OPEC heavyweights Saudi Arabia and Iraq agreed on Monday on the need to extend a global cut in oil supply by nine months in an effort to prop up crude prices, removing a potential stumbling block as producing countries prepare to meet this week.
Saudi Energy Minister Khalid al-Falih said he did not expect any opposition within the Organization of the Petroleum Exporting Countries to extending the curbs for a further nine months, speaking after he met his Iraqi counterpart in Baghdad.
OPEC meets in Vienna on Thursday to consider whether to prolong the original deal reached in December in which OPEC and 11 non-member countries, including Russia, agreed to cut output by about 1.8 million barrels per day in the first half of 2017.
The Saudi minister told a joint news conference with his Iraqi counterpart Jabar Ali al-Luaibi that Iraq had given the “green light” to a proposal for a nine-month extension that would be presented to the meeting in the Austrian capital.
He said a new agreement would be similar to the previous pact, with minor changes. He said any decision would not be finalised until OPEC meets.
Falih was paying a rare visit to Iraq in the latest effort by the top oil producer to convince its fellow OPEC member to extend supply cuts to ease a global glut.
Iraqi Oil Minister Jabar Ali al-Luaibi said he agreed with Saudi Arabia on the need for a nine-month extension.
Saudi Arabia and non-OPEC Russia have been pushing to extend the cuts from the end of June until March 2018. Iraq, OPEC’s second-largest and fastest-growing oil producer, had until Monday voiced support only for a six-month extension.
It is the first time in nearly three decades that a senior Saudi energy official has visited Baghdad.
OPEC wants to reduce global oil inventories to their five-year average but so far has struggled to do so. Stockpiles are hovering near record highs, partly because of rising production in the United States, which is not part of the existing deal.
“I believe we have a growing consensus (on the duration of cut extension),” OPEC’s Secretary-General Mohammad Barkindo told reporters in Vienna.
Iraq and Iran were the main stumbling blocks for OPEC in reaching its last output-cutting decision in December.

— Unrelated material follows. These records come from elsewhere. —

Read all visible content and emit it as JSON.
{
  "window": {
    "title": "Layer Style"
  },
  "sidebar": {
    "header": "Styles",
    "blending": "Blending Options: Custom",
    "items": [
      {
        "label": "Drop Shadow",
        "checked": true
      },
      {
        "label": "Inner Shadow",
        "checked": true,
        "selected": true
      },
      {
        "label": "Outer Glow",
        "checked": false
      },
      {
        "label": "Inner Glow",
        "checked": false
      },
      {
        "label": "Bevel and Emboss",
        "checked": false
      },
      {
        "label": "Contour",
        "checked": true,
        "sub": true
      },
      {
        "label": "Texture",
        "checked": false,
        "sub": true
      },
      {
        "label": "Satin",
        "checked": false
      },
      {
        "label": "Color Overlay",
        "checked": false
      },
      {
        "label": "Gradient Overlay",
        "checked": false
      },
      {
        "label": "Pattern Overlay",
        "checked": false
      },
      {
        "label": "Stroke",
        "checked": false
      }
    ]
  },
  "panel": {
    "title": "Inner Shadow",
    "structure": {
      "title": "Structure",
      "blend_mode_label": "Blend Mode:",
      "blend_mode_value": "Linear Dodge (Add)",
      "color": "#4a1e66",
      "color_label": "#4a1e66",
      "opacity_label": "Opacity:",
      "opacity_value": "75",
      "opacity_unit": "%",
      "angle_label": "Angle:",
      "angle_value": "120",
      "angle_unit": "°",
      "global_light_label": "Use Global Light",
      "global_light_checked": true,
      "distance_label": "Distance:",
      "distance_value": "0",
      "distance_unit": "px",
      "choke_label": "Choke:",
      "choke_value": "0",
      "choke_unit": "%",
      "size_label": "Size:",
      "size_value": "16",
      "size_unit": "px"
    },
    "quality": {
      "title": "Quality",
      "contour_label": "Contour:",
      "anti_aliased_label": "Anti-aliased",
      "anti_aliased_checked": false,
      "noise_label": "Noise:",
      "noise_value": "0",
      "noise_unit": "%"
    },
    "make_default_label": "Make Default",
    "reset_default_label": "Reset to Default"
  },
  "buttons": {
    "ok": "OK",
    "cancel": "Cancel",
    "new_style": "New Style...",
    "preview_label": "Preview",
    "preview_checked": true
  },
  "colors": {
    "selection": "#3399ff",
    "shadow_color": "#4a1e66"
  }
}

Baghdad argued it had just started enjoying production growth after years of stagnation and Tehran said it needed to raise output after the lifting of Western sanctions.
Iraq ended up agreeing to cap output in the first half of 2017 while Iran was allowed a slight rise in production.
Nigeria and Libya were granted exemptions from cuts as their output suffered from unrest. Both have regained some volumes in recent months and are expected to add more soon, adding to OPEC’s challenge in rebalancing the market.
Goldman Sachs, one of the most active banks in commodities trading, said on Monday a nine-month extension would help rebalance inventories in 2017 and keep Brent prices near $57 per barrel.
Brent futures were trading 0.6 percent higher at $53.92 a barrel on Monday at 1638 GMT.
Goldman said OPEC should put pressure on American shale oil producers by creating a market structure known as backwardation, when the future trading price of a commodity is below the current spot market value.
By extending cuts into 2018 and promising to boost output next year, OPEC could force the oil market into backwardation that would scare away private equity and other investors who have been funding the American shale producers. “The binding force to sustainably slow shale growth lies on the funding side,” Damien Courvalin, a Goldman analyst, wrote in the research note to clients.